There’s Still Time to Make a Difference—Share the Truth About PBMs on Capitol Hill at NCPA’s Fly-In: Attend the NCPA Congressional Pharmacy Fly-In April 26-27 and meet with your elected officials on their turf: Capitol Hill. Urge them to stand for community pharmacy and support critical legislation protecting your patients and your business, including bills to ban retroactive pharmacy DIR fees, improve MAC transparency, and increase pharmacy choice and access for patients. Due to the new, shorter format of this year’s meeting, the Hilton Alexandria will serve as the anchor hotel, but we do not have a room block in order to give you more flexibility to choose a hotel that suits your needs (find a list of hotel options on the NCPA website). Register now online or by calling 1-800-544-7447.
New DIR Advocacy Infographic: Here’s a new educational aid provided by NCPA: How Retroactive Pharmacy DIR* Fees Hurt Medicare Patients & Taxpayers—a one page infographic.
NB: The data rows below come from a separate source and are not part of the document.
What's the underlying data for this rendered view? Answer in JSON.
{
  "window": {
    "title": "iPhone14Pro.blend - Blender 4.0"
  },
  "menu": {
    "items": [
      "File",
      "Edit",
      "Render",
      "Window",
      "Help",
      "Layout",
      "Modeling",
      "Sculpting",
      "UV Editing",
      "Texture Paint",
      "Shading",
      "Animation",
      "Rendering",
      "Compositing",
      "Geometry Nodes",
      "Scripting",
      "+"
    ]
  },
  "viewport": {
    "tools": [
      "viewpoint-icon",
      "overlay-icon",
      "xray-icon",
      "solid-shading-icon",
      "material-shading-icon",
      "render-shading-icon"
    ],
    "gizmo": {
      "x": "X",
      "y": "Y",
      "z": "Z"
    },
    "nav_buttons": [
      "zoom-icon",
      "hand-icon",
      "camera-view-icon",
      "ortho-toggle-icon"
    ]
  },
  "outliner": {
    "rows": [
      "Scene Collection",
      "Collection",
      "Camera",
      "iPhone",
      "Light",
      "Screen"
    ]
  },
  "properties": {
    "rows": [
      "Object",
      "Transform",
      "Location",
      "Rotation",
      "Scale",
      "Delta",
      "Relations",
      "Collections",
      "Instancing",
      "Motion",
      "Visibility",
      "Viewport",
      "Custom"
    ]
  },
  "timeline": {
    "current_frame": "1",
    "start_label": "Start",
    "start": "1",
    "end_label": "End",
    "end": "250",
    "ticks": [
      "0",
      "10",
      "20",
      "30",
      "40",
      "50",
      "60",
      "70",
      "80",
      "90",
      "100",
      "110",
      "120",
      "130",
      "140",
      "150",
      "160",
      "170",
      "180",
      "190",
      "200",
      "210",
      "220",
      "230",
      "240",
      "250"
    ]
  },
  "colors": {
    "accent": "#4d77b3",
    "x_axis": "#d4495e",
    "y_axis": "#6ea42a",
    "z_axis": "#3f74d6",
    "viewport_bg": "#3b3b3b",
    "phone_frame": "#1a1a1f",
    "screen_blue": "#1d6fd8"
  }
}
Bipartisan Senate Bill Limits Opioid Prescriptions for Short Term Pain to 7 Days: This week Sens. John McCain (R-Ariz.) and Kirsten Gillibrand (D-N.Y.) introduced the Opioid Addiction Prevention Act of 2017 (S. 892). The legislation would require medical professionals to certify, as part of their registration with the DEA, that they won’t prescribe an opioid as an initial treatment for acute pain in an amount that exceeds a seven-day supply, and won’t provide a refill. This limit doesn’t apply to treating chronic pain, pain being treated as part of cancer care, hospice or other end-of-life care, or pain treated as part of palliative care. One possible vehicle to move the bill forward is legislation to reauthorize the FDA’s user fee programs.